Aalahayude Penmakkal

Sarah Joseph. Aalahayude Penmakkal. Thrissur :
Current Books, 1999
149 pp, Rs. 65/-

Aalahayude Penmakkal (The Daughters of God, the Father) by Sarah Joseph, published in November 1999, has already won recognition as a unique novel in Malayalam, that fully transmits the marginalized history and experience of a historically muted subaltern group, in a strikingly new narrative technique. The Italian Marxist Antonio Gramsci, who introduced the term ‘Subalternity’ has pointed out that new literatures are created only when the experiences of various kinds of marginalization and the pathos of subordination are brought into the mainstream. In this sense the novel is the new literature, as it presents the waxing and waning of “world’s cheapest people living at the cheapest place, fit only for the dead and decayed”, and that too, through the life sketches of the doubly subaltern women of that group, belonging to three successive generations.

when townships are expanded, the suburbs are no more suburbs and the people who live there, forming the lowest stratum of society are pushed back and scattered. They are the ones who supply everything the town needs and demands. They simply live there, unorganised and uncivilized, totally ignorant of the developmental phases of their sub-culture. The onslaught of urbanization with its increased complexities of systems dismisses them. Once their suburb is urbanized and transformed into ‘clean city, green city’, they have no right over there; so every man, woman and child at ‘Kokkanchara’ has to live and die disposed as is the fate of every subaltern. In the Heraclitian deluge with which the novel concludes, the entire group is wiped away from the face of the earth and the new pavements and multi-storeyed houses that replaced their ‘Kodichiangadi’ will never acknowledge their existence.
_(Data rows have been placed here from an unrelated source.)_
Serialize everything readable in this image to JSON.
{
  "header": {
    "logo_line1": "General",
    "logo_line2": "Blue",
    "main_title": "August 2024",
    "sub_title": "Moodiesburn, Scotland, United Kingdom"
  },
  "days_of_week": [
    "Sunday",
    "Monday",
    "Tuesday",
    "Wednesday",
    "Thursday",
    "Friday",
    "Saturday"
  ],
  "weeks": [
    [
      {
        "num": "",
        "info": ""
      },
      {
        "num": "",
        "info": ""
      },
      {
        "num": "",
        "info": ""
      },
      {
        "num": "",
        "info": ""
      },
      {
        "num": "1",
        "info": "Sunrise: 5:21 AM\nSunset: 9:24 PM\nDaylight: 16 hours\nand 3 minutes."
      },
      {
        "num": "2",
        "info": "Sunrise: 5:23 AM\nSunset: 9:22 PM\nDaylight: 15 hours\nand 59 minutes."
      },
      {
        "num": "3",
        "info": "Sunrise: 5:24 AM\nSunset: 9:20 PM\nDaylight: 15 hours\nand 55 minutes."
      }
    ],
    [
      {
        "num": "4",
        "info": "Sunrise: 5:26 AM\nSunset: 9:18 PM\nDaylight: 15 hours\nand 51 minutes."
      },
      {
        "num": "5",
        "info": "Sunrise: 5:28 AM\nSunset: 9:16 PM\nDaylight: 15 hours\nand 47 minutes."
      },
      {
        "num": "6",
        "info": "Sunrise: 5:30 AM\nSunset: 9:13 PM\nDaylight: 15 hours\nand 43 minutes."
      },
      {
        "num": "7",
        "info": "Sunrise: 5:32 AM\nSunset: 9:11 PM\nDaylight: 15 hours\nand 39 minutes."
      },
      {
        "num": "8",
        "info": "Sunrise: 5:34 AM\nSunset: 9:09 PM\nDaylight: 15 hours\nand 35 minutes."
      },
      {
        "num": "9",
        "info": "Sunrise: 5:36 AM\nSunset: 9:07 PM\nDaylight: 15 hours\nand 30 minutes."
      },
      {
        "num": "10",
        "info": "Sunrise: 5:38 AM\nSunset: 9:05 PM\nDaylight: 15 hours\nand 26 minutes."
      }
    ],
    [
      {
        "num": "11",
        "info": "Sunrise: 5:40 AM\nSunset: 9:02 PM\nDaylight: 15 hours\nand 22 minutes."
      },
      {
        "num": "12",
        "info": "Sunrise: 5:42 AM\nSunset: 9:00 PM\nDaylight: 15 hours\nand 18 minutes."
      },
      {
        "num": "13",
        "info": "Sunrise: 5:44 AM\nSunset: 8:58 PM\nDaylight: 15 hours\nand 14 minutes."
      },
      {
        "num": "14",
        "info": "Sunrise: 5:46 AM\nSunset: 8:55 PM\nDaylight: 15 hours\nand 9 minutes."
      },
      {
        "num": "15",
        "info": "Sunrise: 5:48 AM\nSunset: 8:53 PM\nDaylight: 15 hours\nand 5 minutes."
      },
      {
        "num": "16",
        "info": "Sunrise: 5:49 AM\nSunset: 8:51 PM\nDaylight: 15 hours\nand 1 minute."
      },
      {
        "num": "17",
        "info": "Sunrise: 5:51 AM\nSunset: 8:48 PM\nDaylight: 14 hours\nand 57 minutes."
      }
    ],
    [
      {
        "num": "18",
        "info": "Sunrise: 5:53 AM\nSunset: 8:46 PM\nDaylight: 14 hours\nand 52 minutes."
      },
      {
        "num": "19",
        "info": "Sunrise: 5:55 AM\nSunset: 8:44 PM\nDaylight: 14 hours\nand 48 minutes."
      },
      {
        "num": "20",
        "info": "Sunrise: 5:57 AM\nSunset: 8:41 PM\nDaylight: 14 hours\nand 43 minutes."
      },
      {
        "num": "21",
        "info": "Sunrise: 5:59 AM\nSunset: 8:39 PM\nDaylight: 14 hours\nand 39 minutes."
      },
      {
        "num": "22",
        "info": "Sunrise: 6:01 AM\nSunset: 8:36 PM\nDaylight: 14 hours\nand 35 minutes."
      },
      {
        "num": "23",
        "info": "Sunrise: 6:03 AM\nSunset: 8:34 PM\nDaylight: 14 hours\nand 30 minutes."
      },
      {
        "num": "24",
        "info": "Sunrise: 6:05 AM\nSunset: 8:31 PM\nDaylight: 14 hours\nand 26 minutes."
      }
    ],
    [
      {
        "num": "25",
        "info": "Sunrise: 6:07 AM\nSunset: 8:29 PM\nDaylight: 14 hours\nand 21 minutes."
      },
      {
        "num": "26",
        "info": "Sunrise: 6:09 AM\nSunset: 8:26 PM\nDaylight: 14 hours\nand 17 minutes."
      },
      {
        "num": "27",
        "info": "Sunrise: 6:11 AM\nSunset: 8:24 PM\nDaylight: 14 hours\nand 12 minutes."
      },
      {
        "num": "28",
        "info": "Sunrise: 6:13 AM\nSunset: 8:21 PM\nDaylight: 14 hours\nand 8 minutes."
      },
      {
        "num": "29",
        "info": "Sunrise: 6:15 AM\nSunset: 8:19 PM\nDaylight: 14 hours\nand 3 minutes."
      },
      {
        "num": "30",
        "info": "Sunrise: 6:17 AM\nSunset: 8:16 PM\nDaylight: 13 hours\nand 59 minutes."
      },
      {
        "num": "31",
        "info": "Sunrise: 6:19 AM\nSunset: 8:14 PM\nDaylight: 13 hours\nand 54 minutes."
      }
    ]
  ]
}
The history and story of Kokkanchara is also the history and story of the women there, or vice – versa. From the very title to the last word, the novel strikes a deep and vibrant chord of feminism. Annie, the eight year old girl, is the female hero, performing the schizoid function of experiencing and narrating. It is symbolic that she never grows up and experiences the pangs and pains of womanhood. She is always the child and sees everything with child like honesty and clarity. Her focalization spans the past and present of the land as well as its people. It is amusing to look at the socio-political and religious upheavals in the state in the 1950’s through the prism of Annie’s imaginative yet realistic consciousness. Annie learns through the lives of her grandmother, mother and five aunts, about the different and difficult predicament of women. But she is strengthened and consoled by the fact that a day will come when, she learns the mysterious Aalaha’s prayer, which has a divine capacity to exorcise the evil. The moment of epiphany strikes her like a double edged sword. She has also become the sole possessor of the Aalahas prayer, but she has also become the sole possessor of her people’s subculture and damnation.

The uniqueness of the novel rests on the re-barbarisation of history through a set of symbols and the de- Sanskritizaiton of the language spoken by the subaltern group. Kokkanchara may remind one of a particular suburb of Thrissur, which has been once upon a time the town cemetery. But places like this are always there on the outskirts of any town. Oscar Handlin, the American ethnic historiographer has commented that the story – real orfictional – of the outskirts of a town any where in the world is the sign post of national character, gender and ethnicity. So, Kokkanchara is the signpost of a historical and universal phenomenon. The beautiful mosaic of symbols woven into the texture of the story confirms this, and at the same time makes the novel distinctly culture specific. The Aalaha’s prayer, and the amara pandhal are two interacting symbols that dominate and control the story. Similarly the de-standardized language, which is not the accepted dialect of Thrissur, but found only in the oral folk tradition, highly colours the narrative and makes it language specific. Even the names of characters like Cherichi or Nonu are destandardized to the extent that they are no more recognized by an ordinary speaker of Malayalam. But as mentioned earlier, these aspects make Aalahayude Penmakkal more an unforgettable experience than a couple of hours’ leisurely reading. No doubt, it will have a special place in the bookstands of literature.


MARIAMMA PANJIKKARAN. Teaches English at S.D. College, Alappuzha. Area of interest is feminist stylistics. Currently doing her Ph.D at the Institute of English, University of Kerala.